== Segment start ==
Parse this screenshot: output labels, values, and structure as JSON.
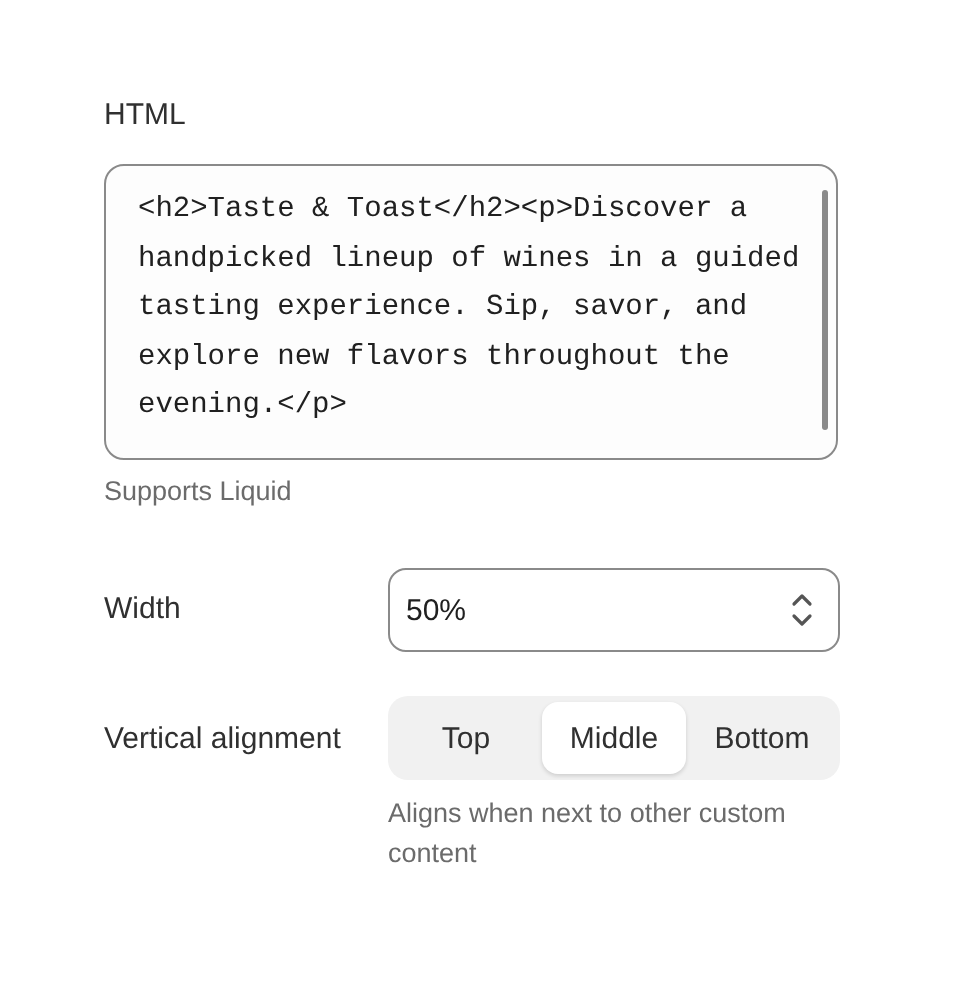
{
  "html_field": {
    "label": "HTML",
    "value": "<h2>Taste & Toast</h2><p>Discover a handpicked lineup of wines in a guided tasting experience. Sip, savor, and explore new flavors throughout the evening.</p>",
    "help": "Supports Liquid"
  },
  "width_field": {
    "label": "Width",
    "value": "50%"
  },
  "alignment_field": {
    "label": "Vertical alignment",
    "options": [
      {
        "label": "Top",
        "selected": false
      },
      {
        "label": "Middle",
        "selected": true
      },
      {
        "label": "Bottom",
        "selected": false
      }
    ],
    "help": "Aligns when next to other custom content"
  }
}
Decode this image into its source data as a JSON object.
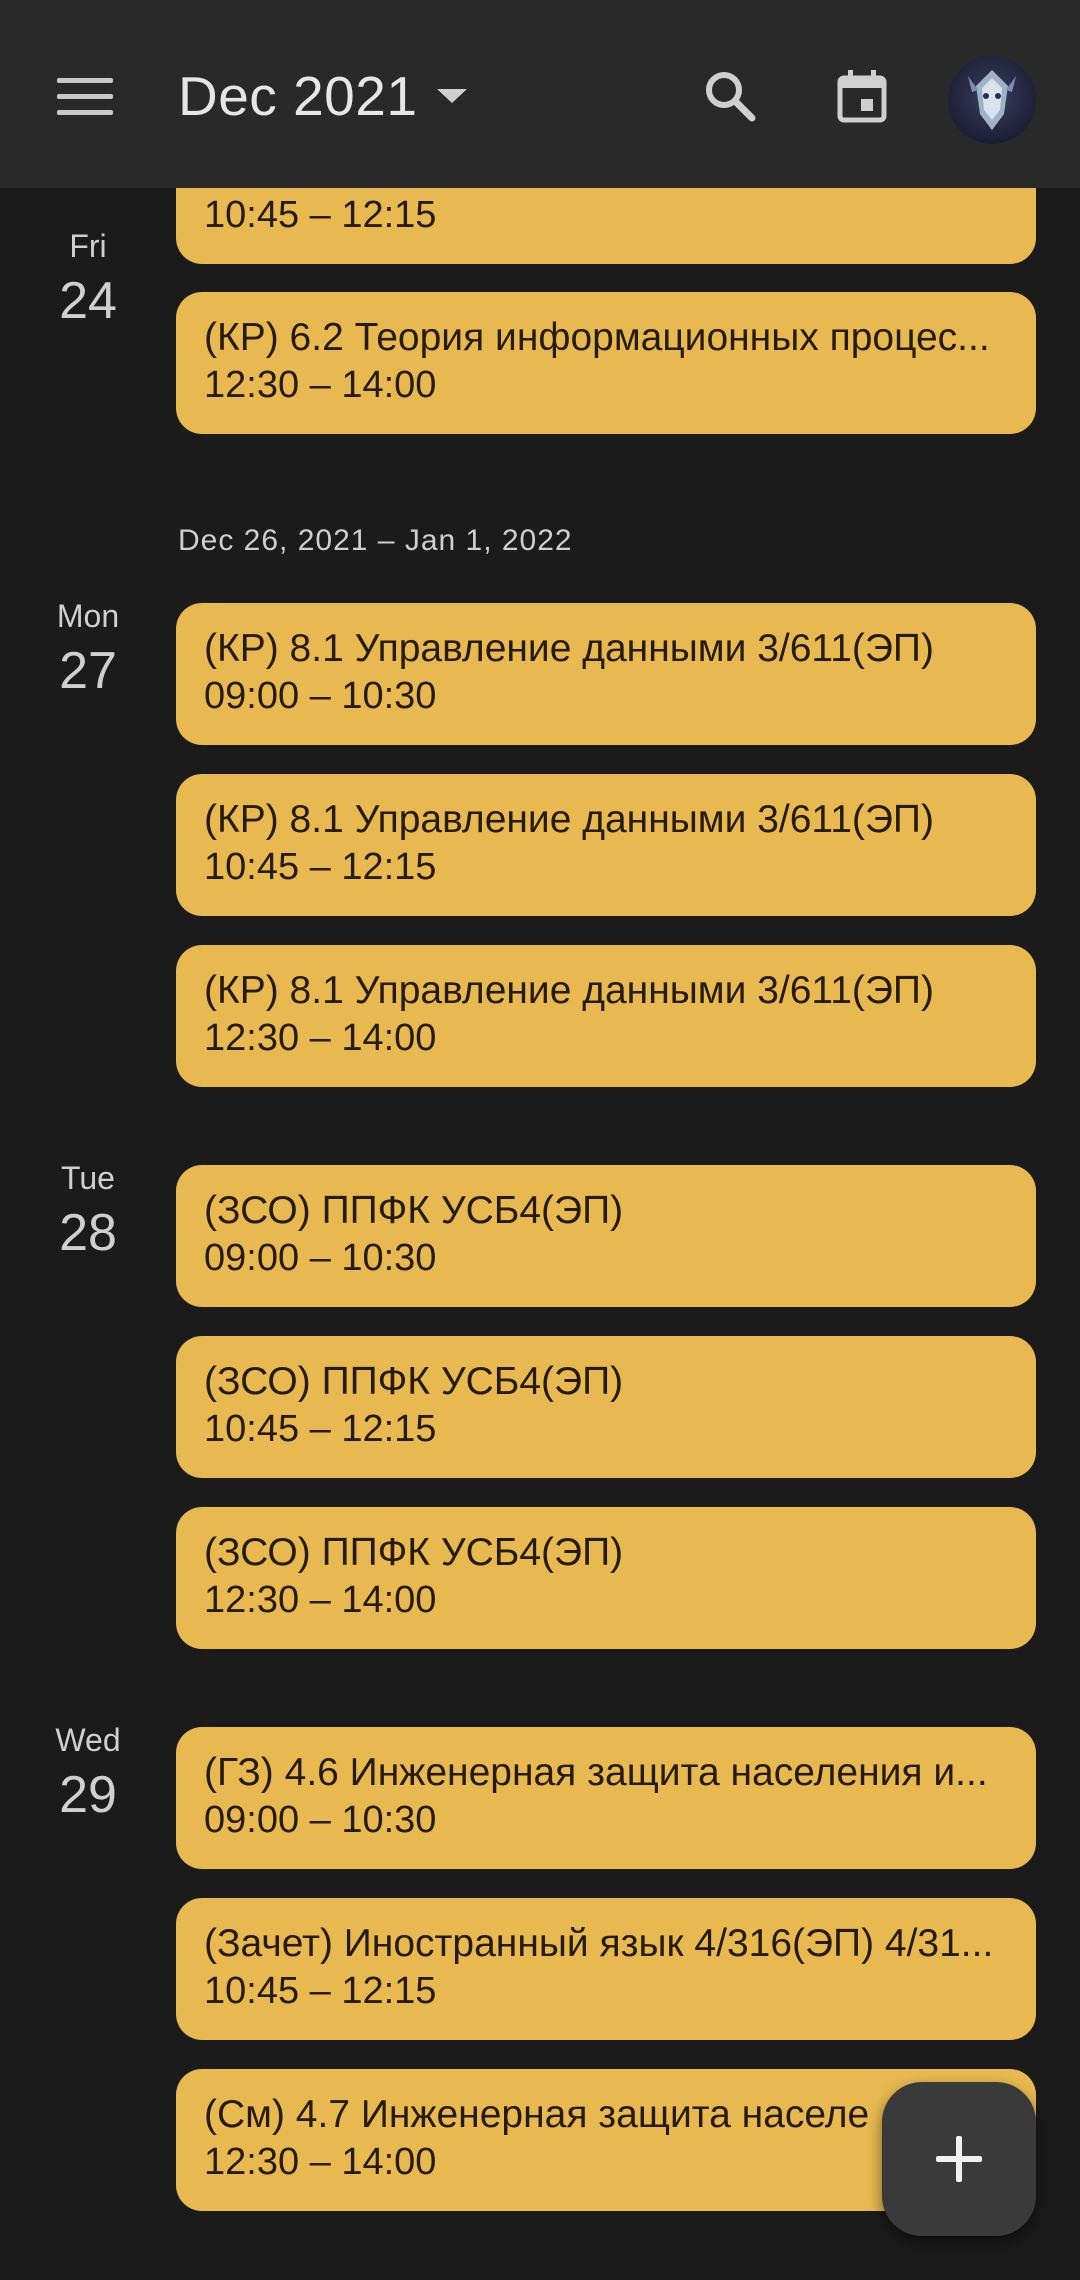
{
  "header": {
    "title": "Dec 2021",
    "menu_icon": "menu-icon",
    "search_icon": "search-icon",
    "today_icon": "calendar-today-icon",
    "avatar": "account-avatar"
  },
  "week_range": "Dec 26, 2021 – Jan 1, 2022",
  "days": [
    {
      "dow": "Fri",
      "num": "24"
    },
    {
      "dow": "Mon",
      "num": "27"
    },
    {
      "dow": "Tue",
      "num": "28"
    },
    {
      "dow": "Wed",
      "num": "29"
    }
  ],
  "events": [
    {
      "title": "",
      "time": "10:45 – 12:15"
    },
    {
      "title": "(КР) 6.2 Теория информационных процес...",
      "time": "12:30 – 14:00"
    },
    {
      "title": "(КР) 8.1 Управление данными 3/611(ЭП)",
      "time": "09:00 – 10:30"
    },
    {
      "title": "(КР) 8.1 Управление данными 3/611(ЭП)",
      "time": "10:45 – 12:15"
    },
    {
      "title": "(КР) 8.1 Управление данными 3/611(ЭП)",
      "time": "12:30 – 14:00"
    },
    {
      "title": "(ЗСО) ППФК УСБ4(ЭП)",
      "time": "09:00 – 10:30"
    },
    {
      "title": "(ЗСО) ППФК УСБ4(ЭП)",
      "time": "10:45 – 12:15"
    },
    {
      "title": "(ЗСО) ППФК УСБ4(ЭП)",
      "time": "12:30 – 14:00"
    },
    {
      "title": "(ГЗ) 4.6 Инженерная защита населения и...",
      "time": "09:00 – 10:30"
    },
    {
      "title": "(Зачет) Иностранный язык 4/316(ЭП) 4/31...",
      "time": "10:45 – 12:15"
    },
    {
      "title": "(См) 4.7 Инженерная защита населе",
      "time": "12:30 – 14:00"
    }
  ],
  "fab": {
    "icon": "plus-icon"
  },
  "colors": {
    "event": "#e8b950",
    "background": "#1b1b1c",
    "appbar": "#292929"
  }
}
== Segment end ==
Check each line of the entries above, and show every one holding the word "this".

> **Task response**:
Parse this screenshot: output labels, values, and structure as JSON.
Decode this image into its source data as a JSON object.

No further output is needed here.